The solar power industry — which has created tens of thousands of jobs in recent years — is bracing for a shakeup after President Donald Trump slapped tariffs on imported solar panels and modules.
The impact of the 30 percent tariff remains uncertain. The manufacturers that requested a trade investigation last year say the tariffs give them a fighting chance against foreign competitors. But much of the industry warns that they will push up project costs and make building solar energy farms less attractive.
That could mean slower employment growth in a sector that has expanded at more than 20 percent annually in recent years. There were about 260,000 solar workers in the United States at the end of 2016 — five times the size of the coal mining industry — according to the Solar Foundation's latest annual jobs census.
A slowdown in the deployment of big, utility-scale clean energy projects would come at a time when the White House is promoting planet-warming fossil fuels like coal and backing away from international efforts to fight climate change.
"The fact is that if you put high tariffs on solar panels you're going to kill demand for solar," Abigail Ross Hopper, CEO of the Solar Energy Industries Association, told CNBC in an interview prior to the decision. "We grew our jobs 17 times faster than the rest of the economy."
Imposing tariffs could create as many as 6,400 solar manufacturing positions, but job losses in other parts of the industry would almost certainly exceed those gains, an independent analysis by Bloomberg New Energy Finance performed for Utility Dive found.
Nonmanufacturing jobs account for about 85 percent of the U.S. solar workforce, including electricians, welders and engineers designing and building the solar farms.
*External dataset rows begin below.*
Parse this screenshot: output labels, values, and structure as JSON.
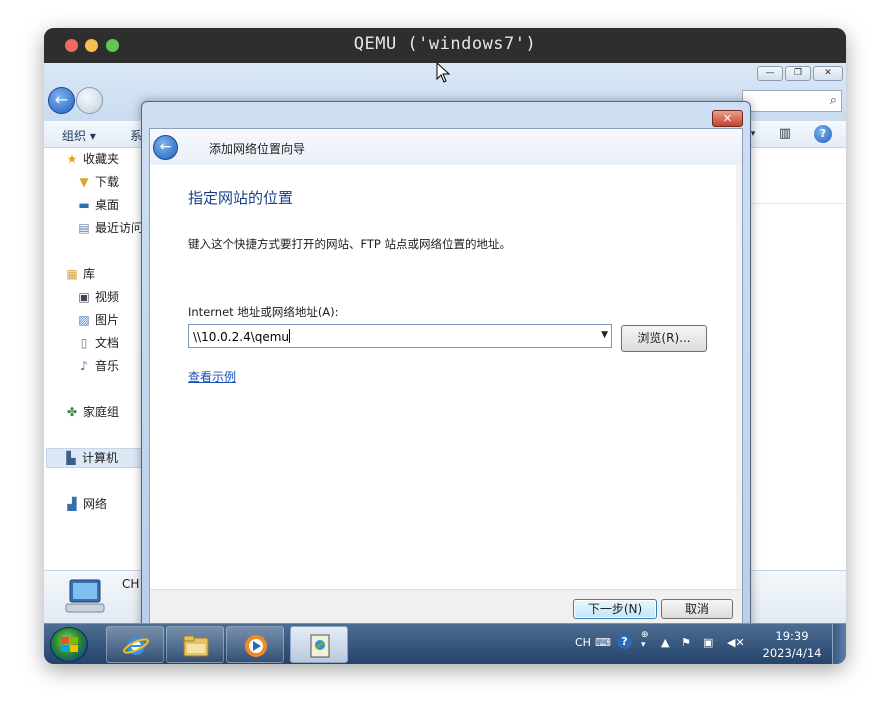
{
  "host": {
    "title": "QEMU ('windows7')"
  },
  "explorer": {
    "toolbar": {
      "organize": "组织 ▾",
      "system": "系"
    },
    "nav": {
      "favorites": "收藏夹",
      "downloads": "下载",
      "desktop": "桌面",
      "recent": "最近访问",
      "libraries": "库",
      "videos": "视频",
      "pictures": "图片",
      "documents": "文档",
      "music": "音乐",
      "homegroup": "家庭组",
      "computer": "计算机",
      "network": "网络"
    },
    "details_text": "CH"
  },
  "dialog": {
    "title": "添加网络位置向导",
    "heading": "指定网站的位置",
    "description": "键入这个快捷方式要打开的网站、FTP 站点或网络位置的地址。",
    "address_label": "Internet 地址或网络地址(A):",
    "address_value": "\\\\10.0.2.4\\qemu",
    "browse_label": "浏览(R)...",
    "example_link": "查看示例",
    "next_label": "下一步(N)",
    "cancel_label": "取消"
  },
  "taskbar": {
    "tray": {
      "lang": "CH"
    },
    "time": "19:39",
    "date": "2023/4/14"
  },
  "colors": {
    "accent": "#1a3e8c",
    "link": "#1a4fb5",
    "taskbar": "#25436b"
  }
}
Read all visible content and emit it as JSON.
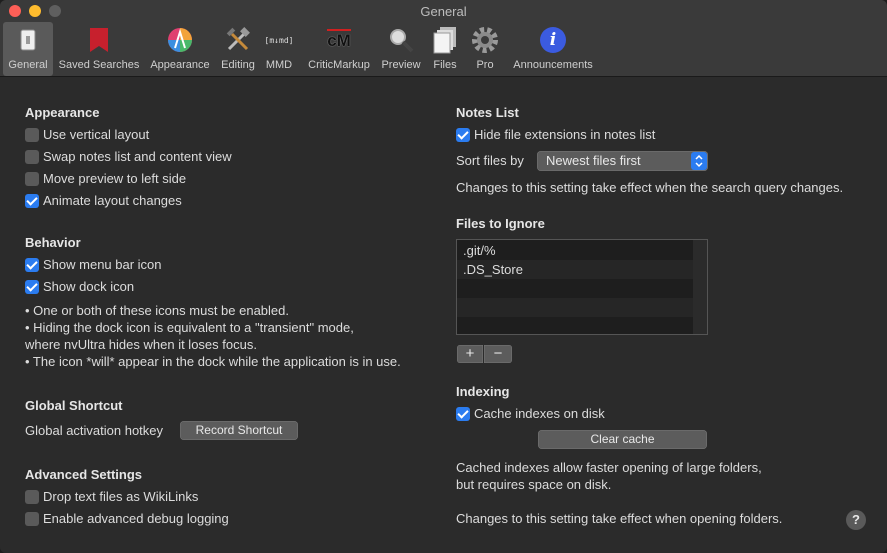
{
  "window": {
    "title": "General"
  },
  "toolbar": {
    "items": [
      {
        "label": "General",
        "icon": "general-icon"
      },
      {
        "label": "Saved Searches",
        "icon": "bookmark-icon"
      },
      {
        "label": "Appearance",
        "icon": "color-wheel-icon"
      },
      {
        "label": "Editing",
        "icon": "tools-icon"
      },
      {
        "label": "MMD",
        "icon": "mmd-icon",
        "icon_text": "[m↓md]"
      },
      {
        "label": "CriticMarkup",
        "icon": "criticmarkup-icon",
        "icon_text": "cM"
      },
      {
        "label": "Preview",
        "icon": "magnifier-icon"
      },
      {
        "label": "Files",
        "icon": "files-icon"
      },
      {
        "label": "Pro",
        "icon": "gear-icon"
      },
      {
        "label": "Announcements",
        "icon": "info-icon",
        "icon_text": "i"
      }
    ]
  },
  "appearance": {
    "heading": "Appearance",
    "options": [
      {
        "label": "Use vertical layout",
        "checked": false
      },
      {
        "label": "Swap notes list and content view",
        "checked": false
      },
      {
        "label": "Move preview to left side",
        "checked": false
      },
      {
        "label": "Animate layout changes",
        "checked": true
      }
    ]
  },
  "behavior": {
    "heading": "Behavior",
    "options": [
      {
        "label": "Show menu bar icon",
        "checked": true
      },
      {
        "label": "Show dock icon",
        "checked": true
      }
    ],
    "notes": [
      "• One or both of these icons must be enabled.",
      "• Hiding the dock icon is equivalent to a \"transient\" mode,",
      "where nvUltra hides when it loses focus.",
      "• The icon *will* appear in the dock while the application is in use."
    ]
  },
  "shortcut": {
    "heading": "Global Shortcut",
    "label": "Global activation hotkey",
    "button": "Record Shortcut"
  },
  "advanced": {
    "heading": "Advanced Settings",
    "options": [
      {
        "label": "Drop text files as WikiLinks",
        "checked": false
      },
      {
        "label": "Enable advanced debug logging",
        "checked": false
      }
    ]
  },
  "notes_list": {
    "heading": "Notes List",
    "hide_ext": {
      "label": "Hide file extensions in notes list",
      "checked": true
    },
    "sort_label": "Sort files by",
    "sort_value": "Newest files first",
    "note": "Changes to this setting take effect when the search query changes."
  },
  "ignore": {
    "heading": "Files to Ignore",
    "items": [
      ".git/%",
      ".DS_Store"
    ],
    "add": "+",
    "remove": "−"
  },
  "indexing": {
    "heading": "Indexing",
    "cache": {
      "label": "Cache indexes on disk",
      "checked": true
    },
    "clear_button": "Clear cache",
    "note1": "Cached indexes allow faster opening of large folders,",
    "note2": "but requires space on disk.",
    "note3": "Changes to this setting take effect when opening folders."
  },
  "help": "?",
  "colors": {
    "accent": "#2b7cf0",
    "background": "#2b2b2b",
    "toolbar": "#3a3a3a"
  }
}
These are also well-paying jobs with the median advertised wage for solar installers, electricians and engineers at about $25 to $29 per hour, according to the Solar Foundation.
Source: The Solar Foundation
The tariffs apply to imported solar cells, the individual components that convert light into electricity, and solar modules, or groups of cells.
But other manufacturers in the supply chain could take a hit, said Ross Hopper. Those include U.S. companies that make frames for solar panels, equipment to convert electric currents and trackers that allow arrays to follow the sun throughout the day.
The Trump administration's decision marks the conclusion of a trade case brought last spring by bankrupt solar manufacturer Suniva, and later joined by SolarWorld, a cell maker whose German parent company announced it was insolvent last year. They claimed that a flood of cheap foreign solar cells and modules made it impossible for many U.S.-based manufacturers to compete.
"Over the last 5 years, nearly 30 American solar manufacturers collapsed; today the President is sending a message that American innovation and manufacturing will not be bullied out of existence without a fight," Suniva said in a statement.
The U.S. International Trade Commission, an independent and bipartisan panel, ruled in September that imports from China and elsewhere did indeed cause harm to American companies.
In its decision on Monday, the Office of the U.S. Trade Representative said China used a series of "state incentives, subsidies, and tariffs to dominate the global supply chain" and carve out a leading role in solar cell and module manufacturing.
The Obama administration twice placed tariffs on solar imports from China, but Chinese companies skirted the penalties by moving production to neighboring countries. The Trump administration's tariffs close that loophole by applying tariffs to all solar cell and module imports.
The tariffs announced by the Trump administration on Monday are much lower than the penalties Suniva and Solar World requested. The companies recommended applying a tariff of 25 cents per watt on solar cells and 32 cents per watt on modules.
The tariffs the Trump administration adopted — 30 percent in the first year that the penalty is applied — adds 10-15 cents to imported cells, according to MJ Shiao, head of Americas Research at GTM Research, a green tech analysis firm.
A 10-cents-per-watt tariff could reduce construction of large, utility-scale solar farms by 9 percent, GTM estimates.
The tariff drops by 5 percentage points each year, ending at 15 percent. The tariffs kick in after 2.5 gigawatts of solar cells have been imported. That's roughly equal to the output of 11.5 million solar panels, according to a 2016 estimate by the Department of Energy.